Angela Gatdula, a Saint John’s nurse who fell ill with coronavirus, said she asked healthcare facility managers why physicians were wearing N95 masks but nurses weren’t. She says they informed her the CDC said surgical masks were enough to keep her safe.
Then she was struck with a dry cough, extreme body aches and joint discomfort. “When I got the telephone call that I was positive, I got truly frightened,” she stated.
She is recuperating and plans to go back to work next week.
” The next nurse that gets this might not be fortunate. They might require hospitalization. They may pass away,” she stated.
As Covid-19 cases skyrocketed in March, the United States was hit with an important lack of medical supplies including N95 s, which are mainly made in China. In response, the CDC reduced its standard for health care employees’ protective equipment, recommending they use bandanas if they run out of the masks.

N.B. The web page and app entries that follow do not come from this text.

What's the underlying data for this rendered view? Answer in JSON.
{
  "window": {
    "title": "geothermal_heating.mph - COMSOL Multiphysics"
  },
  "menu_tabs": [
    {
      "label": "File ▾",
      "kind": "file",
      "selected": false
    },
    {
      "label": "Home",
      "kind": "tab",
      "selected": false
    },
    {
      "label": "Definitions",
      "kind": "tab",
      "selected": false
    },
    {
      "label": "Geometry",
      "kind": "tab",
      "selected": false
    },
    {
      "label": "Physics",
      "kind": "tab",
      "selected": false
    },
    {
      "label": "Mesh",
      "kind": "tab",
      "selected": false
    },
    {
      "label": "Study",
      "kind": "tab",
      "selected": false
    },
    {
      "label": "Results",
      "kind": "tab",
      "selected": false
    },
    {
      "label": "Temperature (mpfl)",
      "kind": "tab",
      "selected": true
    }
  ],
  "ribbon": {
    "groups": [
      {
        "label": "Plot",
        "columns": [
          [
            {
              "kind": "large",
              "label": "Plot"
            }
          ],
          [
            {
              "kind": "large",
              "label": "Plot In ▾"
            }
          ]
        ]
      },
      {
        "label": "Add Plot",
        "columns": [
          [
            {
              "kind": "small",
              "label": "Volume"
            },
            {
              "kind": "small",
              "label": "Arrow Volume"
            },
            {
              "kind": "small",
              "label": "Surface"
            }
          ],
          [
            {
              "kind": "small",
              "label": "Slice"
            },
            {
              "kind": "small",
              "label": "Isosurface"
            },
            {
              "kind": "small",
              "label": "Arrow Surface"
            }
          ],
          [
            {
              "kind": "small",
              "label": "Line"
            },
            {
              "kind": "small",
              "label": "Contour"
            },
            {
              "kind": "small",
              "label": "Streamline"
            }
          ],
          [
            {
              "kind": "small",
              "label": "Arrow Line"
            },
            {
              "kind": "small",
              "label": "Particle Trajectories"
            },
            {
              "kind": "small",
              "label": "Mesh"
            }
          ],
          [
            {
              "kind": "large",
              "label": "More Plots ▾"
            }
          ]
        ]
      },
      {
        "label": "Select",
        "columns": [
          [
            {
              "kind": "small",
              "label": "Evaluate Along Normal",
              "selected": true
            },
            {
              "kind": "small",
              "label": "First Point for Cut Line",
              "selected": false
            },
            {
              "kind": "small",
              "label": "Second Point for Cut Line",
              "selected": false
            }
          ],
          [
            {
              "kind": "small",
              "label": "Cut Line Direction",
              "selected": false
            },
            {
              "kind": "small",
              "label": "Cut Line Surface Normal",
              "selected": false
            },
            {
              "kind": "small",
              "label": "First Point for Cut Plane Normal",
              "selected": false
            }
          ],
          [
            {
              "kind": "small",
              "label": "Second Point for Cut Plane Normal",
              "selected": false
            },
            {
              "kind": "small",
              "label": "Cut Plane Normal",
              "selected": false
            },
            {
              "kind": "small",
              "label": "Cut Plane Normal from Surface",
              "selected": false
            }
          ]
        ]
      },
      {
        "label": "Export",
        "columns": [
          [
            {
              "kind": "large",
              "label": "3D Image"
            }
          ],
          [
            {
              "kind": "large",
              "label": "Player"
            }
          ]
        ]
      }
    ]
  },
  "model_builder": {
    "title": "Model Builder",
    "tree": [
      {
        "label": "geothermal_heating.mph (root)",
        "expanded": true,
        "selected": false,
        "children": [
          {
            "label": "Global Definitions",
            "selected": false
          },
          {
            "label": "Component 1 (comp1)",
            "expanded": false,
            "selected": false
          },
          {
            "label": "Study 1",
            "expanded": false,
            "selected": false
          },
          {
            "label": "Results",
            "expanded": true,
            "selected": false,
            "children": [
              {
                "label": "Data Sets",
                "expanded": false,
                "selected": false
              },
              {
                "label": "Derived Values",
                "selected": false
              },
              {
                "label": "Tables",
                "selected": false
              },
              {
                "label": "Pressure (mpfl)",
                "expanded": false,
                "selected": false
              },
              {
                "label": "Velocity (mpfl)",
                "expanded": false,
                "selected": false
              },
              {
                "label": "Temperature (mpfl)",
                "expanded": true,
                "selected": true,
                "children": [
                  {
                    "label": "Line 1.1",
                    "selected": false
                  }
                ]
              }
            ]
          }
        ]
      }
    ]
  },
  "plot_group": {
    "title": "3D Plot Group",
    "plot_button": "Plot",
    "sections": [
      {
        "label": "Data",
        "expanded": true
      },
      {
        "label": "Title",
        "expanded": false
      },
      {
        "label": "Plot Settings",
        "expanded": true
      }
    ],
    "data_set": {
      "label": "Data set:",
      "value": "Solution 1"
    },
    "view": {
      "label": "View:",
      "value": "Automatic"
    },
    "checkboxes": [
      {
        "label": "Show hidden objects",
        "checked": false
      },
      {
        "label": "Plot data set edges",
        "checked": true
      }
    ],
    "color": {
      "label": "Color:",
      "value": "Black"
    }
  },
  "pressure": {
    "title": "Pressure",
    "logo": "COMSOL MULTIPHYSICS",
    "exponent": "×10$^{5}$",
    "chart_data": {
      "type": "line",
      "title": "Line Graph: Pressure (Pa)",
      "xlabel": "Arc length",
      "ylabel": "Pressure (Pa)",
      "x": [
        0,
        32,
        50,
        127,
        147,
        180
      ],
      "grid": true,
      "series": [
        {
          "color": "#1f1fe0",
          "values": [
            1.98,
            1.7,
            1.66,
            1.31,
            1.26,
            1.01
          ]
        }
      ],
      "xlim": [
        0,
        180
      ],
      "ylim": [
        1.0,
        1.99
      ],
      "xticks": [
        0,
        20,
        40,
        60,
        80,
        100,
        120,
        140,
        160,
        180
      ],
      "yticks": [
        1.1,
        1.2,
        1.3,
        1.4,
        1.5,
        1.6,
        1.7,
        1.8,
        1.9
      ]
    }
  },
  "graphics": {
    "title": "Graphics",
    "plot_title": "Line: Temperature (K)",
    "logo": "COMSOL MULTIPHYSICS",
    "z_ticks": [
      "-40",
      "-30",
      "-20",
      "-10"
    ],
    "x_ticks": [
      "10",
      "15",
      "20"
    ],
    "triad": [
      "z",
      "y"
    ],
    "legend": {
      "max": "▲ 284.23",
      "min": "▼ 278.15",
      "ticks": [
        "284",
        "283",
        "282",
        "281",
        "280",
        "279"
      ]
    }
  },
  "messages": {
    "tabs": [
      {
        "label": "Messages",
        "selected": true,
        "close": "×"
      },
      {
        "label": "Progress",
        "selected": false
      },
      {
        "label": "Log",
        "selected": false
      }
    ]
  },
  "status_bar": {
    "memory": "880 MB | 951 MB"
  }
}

Some health care employees are taking to the streets.
On Wednesday, nurse unions in New york city, Massachusetts, Michigan, Illinois, California and Pennsylvania set up actions at their hospitals and posted on social media utilizing the hashtag #PPEoverProfit. PPE, or individual protective devices, describes items such as masks and dress.
Nurses at Kaiser Permanente’s Fresno medical center in California demanded more protective products at a demonstration during their shift modification Tuesday. The medical facility, like numerous in the US, requires nurses to utilize one N95 mask per day, which has actually raised issues about carrying the infection from client to client.
10 nurses from the center have evaluated positive, Kaiser stated. 3 have been admitted to the healthcare facility, and one is in vital care, protest organizers said. Wade Nogy, a Kaiser senior vice-president, rejected union claims that nurses have been unnecessarily exposed.
” Kaiser Permanente has years of experience managing highly infectious illness, and we are safely treating patients who have actually been contaminated with this infection, while securing other clients, members and employees,” Nogy said.
Amy Arlund, a vital care nurse at the facility, said that, before the pandemic, following infection control protocols they’re currently using would have been grounds for disciplinary action.
” And now it resembles they’ve thrown all those standards out the window as if they never ever existed,” Arlund stated. “It’s beyond me.”